• **Your task**
The material below must be restated exactly, line by line.

• **Exercise material**

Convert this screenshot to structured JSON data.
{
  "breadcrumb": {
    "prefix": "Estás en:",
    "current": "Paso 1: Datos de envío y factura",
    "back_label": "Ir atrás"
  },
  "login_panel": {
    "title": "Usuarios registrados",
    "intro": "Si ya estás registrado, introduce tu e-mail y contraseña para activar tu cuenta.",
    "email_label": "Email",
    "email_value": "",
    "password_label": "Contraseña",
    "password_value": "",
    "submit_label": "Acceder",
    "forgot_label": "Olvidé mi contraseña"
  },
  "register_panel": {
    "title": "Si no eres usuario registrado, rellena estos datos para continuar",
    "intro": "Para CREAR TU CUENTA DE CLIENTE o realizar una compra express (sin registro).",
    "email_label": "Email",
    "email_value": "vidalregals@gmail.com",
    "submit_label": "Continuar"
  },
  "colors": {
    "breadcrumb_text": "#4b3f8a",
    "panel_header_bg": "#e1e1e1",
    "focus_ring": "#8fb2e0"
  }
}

• **Exercise result**
Convert this screenshot to structured JSON data.
{
  "breadcrumb": {
    "prefix": "Estás en:",
    "current": "Paso 1: Datos de envío y factura",
    "back_label": "Ir atrás"
  },
  "login_panel": {
    "title": "Usuarios registrados",
    "intro": "Si ya estás registrado, introduce tu e-mail y contraseña para activar tu cuenta.",
    "email_label": "Email",
    "email_value": "",
    "password_label": "Contraseña",
    "password_value": "",
    "submit_label": "Acceder",
    "forgot_label": "Olvidé mi contraseña"
  },
  "register_panel": {
    "title": "Si no eres usuario registrado, rellena estos datos para continuar",
    "intro": "Para CREAR TU CUENTA DE CLIENTE o realizar una compra express (sin registro).",
    "email_label": "Email",
    "email_value": "vidalregals@gmail.com",
    "submit_label": "Continuar"
  },
  "colors": {
    "breadcrumb_text": "#4b3f8a",
    "panel_header_bg": "#e1e1e1",
    "focus_ring": "#8fb2e0"
  }
}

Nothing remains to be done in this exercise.